“Our R&D team has a strict process for turning good ideas into reliable products,” he says. “We start first with a prototype. Once we are sure that this works, we make a very limited number of the new machines, which we then test in plants, each of which is chosen for a particular characteristic. When these tests have been successfully concluded and the technical specification of the new machine finalized, we can start production on sales orders.”
Even with all the advancements and innovation coming down the pike, there are still some challenges with high-speed cut-up lines that need to be overcome.
Driessen notes that Marel’s customers are under continuous pressure from their customers to deliver quality product more cheaply.
“We have to help them by delivering equipment which delivers top quality and top yields at the highest level of productivity and the lowest possible cost of ownership,” he says. “Things can always be better and this is what drives us.”
For example, he notes carcass balance is a crucial concept. Quite simply, this means making the most profitable use of every component of the carcass.
“In some markets, some components are more valuable than others,” Driessen says. “The US has traditionally been a breast meat market; the Far East a leg meat market. Things are, however, changing. In the US, for example, leg meat is becoming ever more popular. At Marel, the task is to make leg meat production more attractive, helping to achieve a better carcass balance.”
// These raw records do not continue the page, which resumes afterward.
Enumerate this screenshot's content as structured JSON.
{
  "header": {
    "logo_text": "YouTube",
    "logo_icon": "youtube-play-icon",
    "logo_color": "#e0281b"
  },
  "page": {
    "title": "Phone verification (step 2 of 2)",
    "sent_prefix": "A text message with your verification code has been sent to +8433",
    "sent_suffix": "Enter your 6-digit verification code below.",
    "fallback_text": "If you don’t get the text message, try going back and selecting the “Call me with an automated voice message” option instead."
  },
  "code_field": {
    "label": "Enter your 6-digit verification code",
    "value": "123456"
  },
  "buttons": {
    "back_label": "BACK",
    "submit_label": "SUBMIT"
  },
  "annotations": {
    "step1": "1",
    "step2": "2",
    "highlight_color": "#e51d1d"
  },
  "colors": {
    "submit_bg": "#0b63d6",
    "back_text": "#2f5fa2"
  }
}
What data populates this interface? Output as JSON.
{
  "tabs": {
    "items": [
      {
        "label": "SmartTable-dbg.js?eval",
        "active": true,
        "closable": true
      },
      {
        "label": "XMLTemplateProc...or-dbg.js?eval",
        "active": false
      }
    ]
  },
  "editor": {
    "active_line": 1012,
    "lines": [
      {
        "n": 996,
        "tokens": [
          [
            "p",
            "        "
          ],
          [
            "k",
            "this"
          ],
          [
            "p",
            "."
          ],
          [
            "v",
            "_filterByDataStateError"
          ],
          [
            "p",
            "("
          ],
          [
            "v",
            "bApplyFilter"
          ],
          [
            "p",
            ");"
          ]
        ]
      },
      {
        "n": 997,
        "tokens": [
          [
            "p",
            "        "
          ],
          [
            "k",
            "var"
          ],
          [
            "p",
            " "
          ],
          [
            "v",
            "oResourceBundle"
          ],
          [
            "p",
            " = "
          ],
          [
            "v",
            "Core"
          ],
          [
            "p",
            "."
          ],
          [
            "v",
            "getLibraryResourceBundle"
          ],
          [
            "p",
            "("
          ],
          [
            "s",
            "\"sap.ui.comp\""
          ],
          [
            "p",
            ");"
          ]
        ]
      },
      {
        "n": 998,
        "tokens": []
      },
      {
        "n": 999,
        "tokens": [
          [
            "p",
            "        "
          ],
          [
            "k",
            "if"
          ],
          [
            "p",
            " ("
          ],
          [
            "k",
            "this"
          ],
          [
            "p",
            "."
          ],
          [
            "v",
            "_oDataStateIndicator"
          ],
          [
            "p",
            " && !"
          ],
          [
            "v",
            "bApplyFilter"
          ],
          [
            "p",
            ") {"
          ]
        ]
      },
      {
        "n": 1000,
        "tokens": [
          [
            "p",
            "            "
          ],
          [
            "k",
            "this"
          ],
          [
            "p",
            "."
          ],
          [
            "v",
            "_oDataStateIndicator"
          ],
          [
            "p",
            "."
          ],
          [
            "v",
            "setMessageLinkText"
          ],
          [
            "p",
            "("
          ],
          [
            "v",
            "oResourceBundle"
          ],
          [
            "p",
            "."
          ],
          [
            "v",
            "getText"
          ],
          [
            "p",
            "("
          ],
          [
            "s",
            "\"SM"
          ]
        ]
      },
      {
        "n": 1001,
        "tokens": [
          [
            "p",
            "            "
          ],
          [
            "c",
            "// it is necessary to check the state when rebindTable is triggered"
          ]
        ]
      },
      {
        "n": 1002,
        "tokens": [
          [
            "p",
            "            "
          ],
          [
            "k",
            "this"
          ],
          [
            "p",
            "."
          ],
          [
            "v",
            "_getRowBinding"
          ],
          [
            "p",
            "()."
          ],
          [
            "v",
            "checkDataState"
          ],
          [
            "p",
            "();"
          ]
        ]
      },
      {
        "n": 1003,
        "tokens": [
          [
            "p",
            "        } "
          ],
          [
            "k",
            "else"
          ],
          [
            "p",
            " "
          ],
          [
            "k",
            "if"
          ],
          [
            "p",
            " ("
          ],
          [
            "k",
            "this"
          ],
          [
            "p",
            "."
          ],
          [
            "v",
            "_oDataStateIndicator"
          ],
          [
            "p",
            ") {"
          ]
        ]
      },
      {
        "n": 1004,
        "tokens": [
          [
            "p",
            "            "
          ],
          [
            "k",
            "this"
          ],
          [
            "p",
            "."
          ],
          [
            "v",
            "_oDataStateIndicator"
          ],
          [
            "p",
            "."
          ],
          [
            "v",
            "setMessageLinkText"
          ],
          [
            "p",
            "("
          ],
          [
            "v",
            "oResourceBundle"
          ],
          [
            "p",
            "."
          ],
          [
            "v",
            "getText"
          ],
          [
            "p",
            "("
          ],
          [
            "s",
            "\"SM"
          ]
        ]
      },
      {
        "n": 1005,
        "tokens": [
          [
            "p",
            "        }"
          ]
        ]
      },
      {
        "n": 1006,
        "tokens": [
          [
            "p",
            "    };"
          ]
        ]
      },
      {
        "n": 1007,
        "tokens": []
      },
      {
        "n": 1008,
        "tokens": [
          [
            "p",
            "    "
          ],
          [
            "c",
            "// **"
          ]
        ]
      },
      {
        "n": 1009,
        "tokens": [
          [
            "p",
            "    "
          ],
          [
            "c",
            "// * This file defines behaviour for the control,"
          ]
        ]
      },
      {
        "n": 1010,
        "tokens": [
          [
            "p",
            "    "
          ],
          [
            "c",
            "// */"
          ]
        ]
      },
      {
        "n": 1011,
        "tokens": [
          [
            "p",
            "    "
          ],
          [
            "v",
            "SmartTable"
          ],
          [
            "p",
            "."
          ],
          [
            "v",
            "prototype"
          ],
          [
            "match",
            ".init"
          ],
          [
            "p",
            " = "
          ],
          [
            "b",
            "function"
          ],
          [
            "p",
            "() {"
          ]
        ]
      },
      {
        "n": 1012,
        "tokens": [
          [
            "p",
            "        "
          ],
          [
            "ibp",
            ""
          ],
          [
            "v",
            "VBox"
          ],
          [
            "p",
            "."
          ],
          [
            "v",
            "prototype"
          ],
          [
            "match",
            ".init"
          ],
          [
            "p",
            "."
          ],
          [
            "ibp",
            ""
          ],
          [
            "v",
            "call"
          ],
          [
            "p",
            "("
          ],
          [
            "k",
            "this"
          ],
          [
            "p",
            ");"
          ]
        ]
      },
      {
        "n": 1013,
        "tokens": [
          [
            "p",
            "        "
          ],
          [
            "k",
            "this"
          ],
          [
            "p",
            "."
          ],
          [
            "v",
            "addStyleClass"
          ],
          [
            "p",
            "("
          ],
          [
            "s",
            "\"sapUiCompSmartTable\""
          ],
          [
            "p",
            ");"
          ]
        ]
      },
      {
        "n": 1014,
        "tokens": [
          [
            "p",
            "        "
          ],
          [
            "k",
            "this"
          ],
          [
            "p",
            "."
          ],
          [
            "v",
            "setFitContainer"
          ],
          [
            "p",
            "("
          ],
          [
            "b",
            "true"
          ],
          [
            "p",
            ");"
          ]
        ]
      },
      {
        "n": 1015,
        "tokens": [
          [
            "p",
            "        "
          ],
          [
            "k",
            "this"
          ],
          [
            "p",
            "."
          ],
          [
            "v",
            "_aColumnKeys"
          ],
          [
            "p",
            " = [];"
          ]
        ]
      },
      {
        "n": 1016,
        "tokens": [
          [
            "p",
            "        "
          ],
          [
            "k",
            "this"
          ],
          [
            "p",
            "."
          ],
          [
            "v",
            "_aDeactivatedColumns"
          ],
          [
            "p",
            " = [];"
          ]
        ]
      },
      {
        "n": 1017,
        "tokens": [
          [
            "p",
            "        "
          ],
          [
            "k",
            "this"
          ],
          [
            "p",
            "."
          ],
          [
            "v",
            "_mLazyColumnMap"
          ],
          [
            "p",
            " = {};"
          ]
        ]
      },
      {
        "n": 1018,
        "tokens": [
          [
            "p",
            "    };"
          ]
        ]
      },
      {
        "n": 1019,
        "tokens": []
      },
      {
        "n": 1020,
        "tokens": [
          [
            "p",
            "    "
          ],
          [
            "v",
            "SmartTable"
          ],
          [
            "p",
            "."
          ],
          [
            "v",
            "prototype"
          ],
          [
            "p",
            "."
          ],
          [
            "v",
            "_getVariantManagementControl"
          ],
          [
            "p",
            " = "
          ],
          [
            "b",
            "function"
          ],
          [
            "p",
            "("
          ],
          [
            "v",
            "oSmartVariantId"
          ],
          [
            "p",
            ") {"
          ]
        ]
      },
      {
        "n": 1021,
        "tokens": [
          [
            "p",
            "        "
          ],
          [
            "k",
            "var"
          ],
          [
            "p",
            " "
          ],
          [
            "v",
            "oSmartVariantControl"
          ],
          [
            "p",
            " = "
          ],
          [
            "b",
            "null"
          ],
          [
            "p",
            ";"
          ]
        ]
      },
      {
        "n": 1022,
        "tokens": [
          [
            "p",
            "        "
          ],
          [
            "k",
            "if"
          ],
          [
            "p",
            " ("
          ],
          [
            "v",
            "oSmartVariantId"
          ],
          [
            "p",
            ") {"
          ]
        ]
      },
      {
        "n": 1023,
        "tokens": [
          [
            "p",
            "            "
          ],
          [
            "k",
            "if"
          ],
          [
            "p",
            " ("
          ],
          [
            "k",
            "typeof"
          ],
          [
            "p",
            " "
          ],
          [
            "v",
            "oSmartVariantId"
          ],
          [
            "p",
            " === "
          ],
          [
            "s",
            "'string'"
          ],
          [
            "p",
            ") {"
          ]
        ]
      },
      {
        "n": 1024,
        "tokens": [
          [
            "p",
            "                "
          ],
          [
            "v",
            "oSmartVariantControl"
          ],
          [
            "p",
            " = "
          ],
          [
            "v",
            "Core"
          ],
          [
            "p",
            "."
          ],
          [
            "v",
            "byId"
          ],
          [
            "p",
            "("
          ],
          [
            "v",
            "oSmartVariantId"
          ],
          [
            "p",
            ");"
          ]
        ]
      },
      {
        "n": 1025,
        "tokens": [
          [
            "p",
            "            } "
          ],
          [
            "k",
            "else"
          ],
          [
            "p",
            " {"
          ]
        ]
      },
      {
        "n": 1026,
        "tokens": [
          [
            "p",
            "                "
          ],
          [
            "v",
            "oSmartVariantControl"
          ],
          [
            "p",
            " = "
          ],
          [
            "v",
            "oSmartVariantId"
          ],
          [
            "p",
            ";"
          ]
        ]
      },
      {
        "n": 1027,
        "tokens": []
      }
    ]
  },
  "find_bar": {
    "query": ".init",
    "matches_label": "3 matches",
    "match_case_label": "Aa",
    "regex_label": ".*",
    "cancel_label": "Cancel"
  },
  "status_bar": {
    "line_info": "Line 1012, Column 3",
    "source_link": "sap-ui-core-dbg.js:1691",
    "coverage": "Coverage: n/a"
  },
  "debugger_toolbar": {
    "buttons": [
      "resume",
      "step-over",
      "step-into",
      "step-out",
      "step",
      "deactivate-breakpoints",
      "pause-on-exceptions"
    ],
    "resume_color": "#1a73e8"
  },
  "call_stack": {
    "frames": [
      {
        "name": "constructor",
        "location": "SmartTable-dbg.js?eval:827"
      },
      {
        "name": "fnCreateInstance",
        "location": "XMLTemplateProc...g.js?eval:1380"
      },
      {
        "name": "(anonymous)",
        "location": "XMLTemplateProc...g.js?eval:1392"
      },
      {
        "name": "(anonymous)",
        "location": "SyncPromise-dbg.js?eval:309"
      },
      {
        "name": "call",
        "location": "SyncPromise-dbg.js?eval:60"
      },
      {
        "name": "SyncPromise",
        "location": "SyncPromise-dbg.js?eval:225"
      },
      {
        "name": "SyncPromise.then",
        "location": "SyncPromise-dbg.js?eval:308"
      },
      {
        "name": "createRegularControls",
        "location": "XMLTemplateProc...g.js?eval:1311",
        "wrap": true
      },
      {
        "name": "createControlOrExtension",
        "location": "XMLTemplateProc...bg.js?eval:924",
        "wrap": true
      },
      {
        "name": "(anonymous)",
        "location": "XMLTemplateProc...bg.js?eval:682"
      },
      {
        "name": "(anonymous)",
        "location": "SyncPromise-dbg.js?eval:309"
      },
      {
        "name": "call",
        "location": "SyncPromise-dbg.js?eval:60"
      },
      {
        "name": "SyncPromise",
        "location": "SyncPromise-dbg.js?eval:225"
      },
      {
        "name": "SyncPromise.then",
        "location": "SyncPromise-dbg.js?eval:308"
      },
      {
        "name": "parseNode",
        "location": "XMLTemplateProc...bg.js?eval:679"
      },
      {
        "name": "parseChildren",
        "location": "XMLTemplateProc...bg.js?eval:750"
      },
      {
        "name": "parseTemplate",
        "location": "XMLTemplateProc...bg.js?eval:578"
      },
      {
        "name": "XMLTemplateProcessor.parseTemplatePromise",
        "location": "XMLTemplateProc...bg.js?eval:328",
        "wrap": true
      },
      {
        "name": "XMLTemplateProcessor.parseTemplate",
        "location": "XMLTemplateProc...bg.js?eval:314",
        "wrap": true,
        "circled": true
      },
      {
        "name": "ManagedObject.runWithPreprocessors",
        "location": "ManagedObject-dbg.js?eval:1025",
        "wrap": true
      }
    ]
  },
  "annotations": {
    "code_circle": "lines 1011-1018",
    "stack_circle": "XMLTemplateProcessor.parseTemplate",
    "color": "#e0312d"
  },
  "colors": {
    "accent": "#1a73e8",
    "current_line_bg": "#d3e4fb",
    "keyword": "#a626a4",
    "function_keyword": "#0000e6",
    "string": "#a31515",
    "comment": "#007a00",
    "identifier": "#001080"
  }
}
Nolten says companies are trying to add value in the lines and incorporate a lot of deboning in the cut-up line, and that’s an area that can be improved.
“We’re going to start deboning in our cut-up lines without taking product out of the product area, out of the shackle and leaving it in to get the added value,” he says. “You will have the flexibility where on the spot you can choose to remove fillets from certain parts of the birds in the cut-up lines if that’s what you want to do.”